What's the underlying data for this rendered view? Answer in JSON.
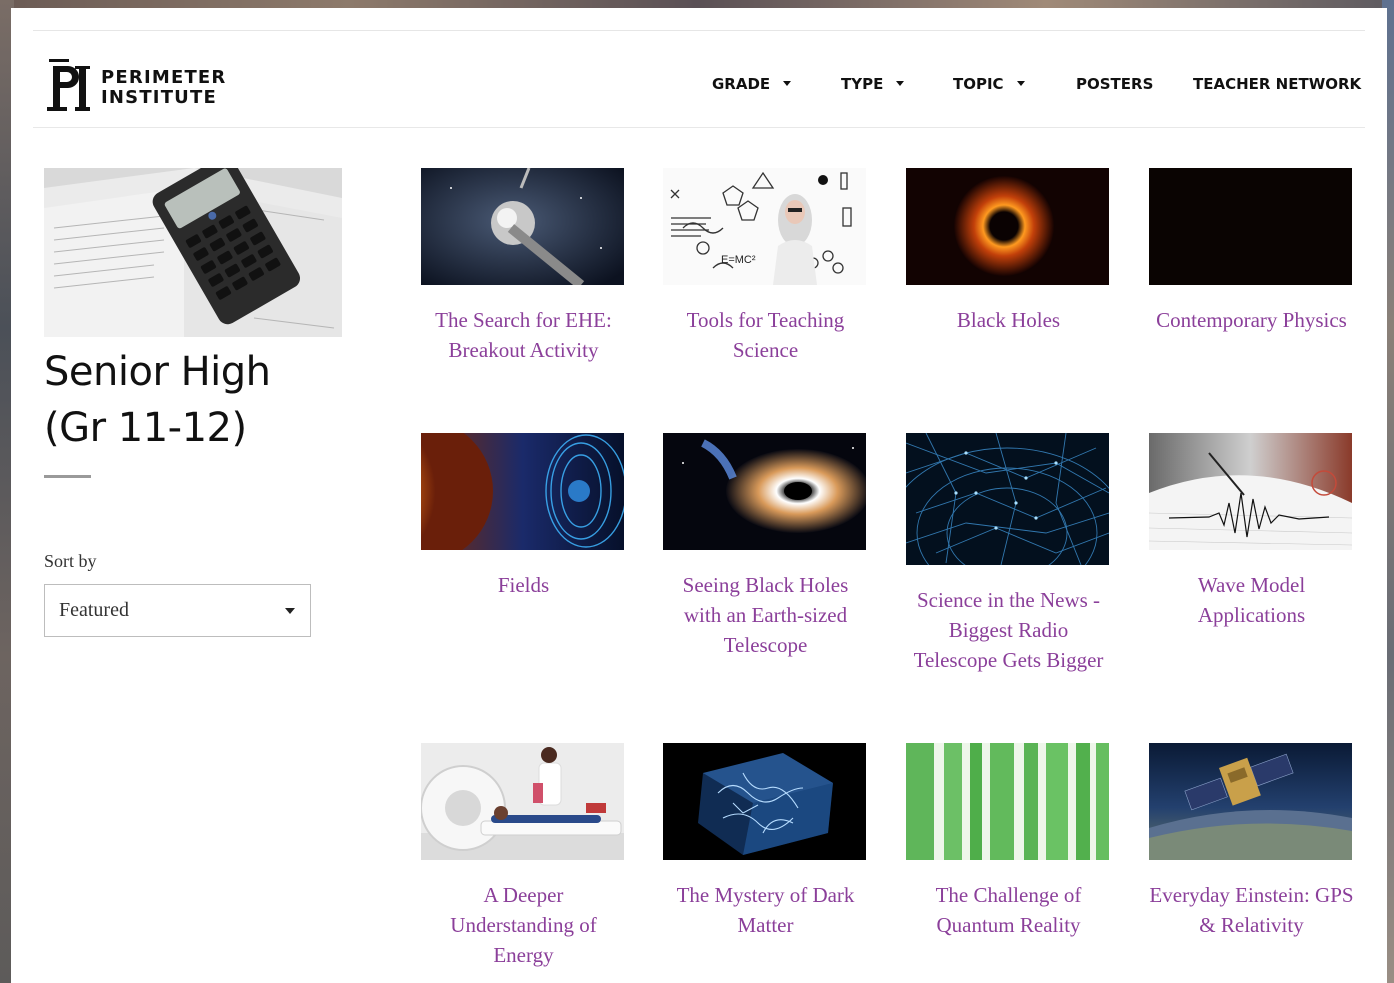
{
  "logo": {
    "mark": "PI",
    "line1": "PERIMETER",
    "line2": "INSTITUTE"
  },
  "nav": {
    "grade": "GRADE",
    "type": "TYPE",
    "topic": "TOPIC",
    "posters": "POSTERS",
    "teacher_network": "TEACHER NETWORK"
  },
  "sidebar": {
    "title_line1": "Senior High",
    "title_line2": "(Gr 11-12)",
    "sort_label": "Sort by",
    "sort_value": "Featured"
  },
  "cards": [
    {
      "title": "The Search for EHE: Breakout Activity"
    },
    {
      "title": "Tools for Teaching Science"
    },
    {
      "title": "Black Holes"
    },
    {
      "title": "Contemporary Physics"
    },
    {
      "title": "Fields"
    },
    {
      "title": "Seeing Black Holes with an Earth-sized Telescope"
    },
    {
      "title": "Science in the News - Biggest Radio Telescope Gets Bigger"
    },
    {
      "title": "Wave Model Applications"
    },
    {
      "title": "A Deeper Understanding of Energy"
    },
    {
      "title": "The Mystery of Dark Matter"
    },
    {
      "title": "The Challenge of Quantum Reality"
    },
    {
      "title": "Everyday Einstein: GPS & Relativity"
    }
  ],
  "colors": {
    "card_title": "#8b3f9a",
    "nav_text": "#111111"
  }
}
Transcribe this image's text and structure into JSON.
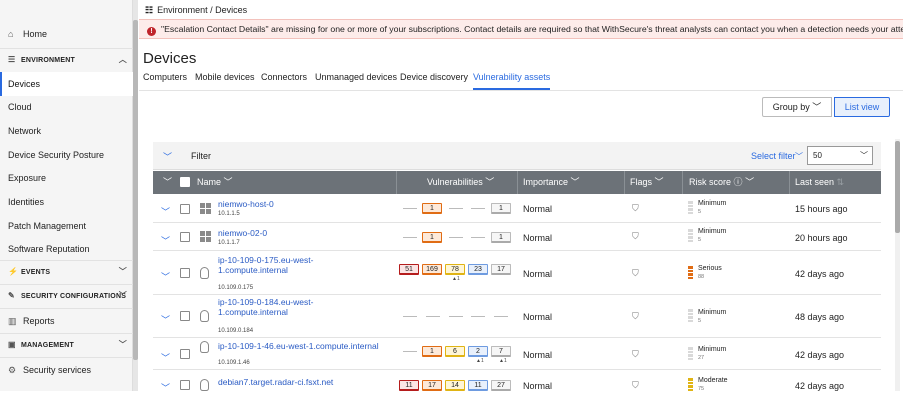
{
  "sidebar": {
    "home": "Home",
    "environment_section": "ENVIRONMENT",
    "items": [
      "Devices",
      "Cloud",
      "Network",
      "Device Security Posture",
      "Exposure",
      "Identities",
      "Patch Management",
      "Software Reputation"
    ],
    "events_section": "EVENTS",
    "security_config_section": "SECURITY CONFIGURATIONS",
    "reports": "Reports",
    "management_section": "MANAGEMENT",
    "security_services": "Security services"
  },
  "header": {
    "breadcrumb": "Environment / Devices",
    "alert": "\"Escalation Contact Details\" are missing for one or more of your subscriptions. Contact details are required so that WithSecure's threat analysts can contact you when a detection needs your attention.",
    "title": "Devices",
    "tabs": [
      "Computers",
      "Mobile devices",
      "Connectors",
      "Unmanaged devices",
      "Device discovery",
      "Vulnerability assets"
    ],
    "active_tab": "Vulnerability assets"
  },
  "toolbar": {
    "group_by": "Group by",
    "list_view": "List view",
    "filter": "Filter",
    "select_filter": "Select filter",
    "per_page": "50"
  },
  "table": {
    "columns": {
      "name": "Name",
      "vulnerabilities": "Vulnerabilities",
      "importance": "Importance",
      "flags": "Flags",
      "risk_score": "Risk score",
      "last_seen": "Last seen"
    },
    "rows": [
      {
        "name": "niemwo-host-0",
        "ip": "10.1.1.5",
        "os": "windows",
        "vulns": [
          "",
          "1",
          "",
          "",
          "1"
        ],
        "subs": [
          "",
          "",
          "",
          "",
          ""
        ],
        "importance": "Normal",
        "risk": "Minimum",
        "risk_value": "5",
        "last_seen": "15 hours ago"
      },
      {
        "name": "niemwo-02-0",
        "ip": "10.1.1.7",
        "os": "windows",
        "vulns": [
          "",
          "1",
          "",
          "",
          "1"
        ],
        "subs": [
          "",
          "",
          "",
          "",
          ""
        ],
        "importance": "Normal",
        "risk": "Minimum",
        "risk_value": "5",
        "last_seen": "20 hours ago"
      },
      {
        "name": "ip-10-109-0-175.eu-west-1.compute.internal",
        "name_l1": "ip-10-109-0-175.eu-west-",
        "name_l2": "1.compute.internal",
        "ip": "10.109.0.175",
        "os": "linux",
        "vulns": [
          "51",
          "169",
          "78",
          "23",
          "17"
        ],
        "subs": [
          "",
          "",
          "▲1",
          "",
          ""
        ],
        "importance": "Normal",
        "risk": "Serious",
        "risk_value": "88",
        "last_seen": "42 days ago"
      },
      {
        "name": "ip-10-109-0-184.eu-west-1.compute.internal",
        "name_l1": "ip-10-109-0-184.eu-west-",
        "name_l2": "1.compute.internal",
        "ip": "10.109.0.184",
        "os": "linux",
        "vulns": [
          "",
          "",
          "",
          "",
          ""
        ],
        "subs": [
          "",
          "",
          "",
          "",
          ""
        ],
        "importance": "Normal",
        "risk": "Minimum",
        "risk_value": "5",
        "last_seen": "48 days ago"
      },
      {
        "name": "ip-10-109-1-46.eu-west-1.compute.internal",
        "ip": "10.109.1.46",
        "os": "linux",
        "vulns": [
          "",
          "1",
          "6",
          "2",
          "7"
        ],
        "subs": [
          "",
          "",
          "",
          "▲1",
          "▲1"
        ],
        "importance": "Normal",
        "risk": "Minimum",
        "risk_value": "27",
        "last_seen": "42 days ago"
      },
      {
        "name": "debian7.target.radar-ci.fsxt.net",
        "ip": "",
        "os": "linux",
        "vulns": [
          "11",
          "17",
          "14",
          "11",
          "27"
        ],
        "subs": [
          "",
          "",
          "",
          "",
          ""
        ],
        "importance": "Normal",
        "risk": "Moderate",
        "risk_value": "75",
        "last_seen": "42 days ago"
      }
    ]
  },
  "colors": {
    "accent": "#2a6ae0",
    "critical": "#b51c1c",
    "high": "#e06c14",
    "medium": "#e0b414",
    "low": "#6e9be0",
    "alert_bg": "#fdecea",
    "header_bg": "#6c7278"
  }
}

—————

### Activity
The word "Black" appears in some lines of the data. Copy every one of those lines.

### Completed task
      "title": "Black Holes"
      "title": "Seeing Black Holes with an Earth-sized Telescope"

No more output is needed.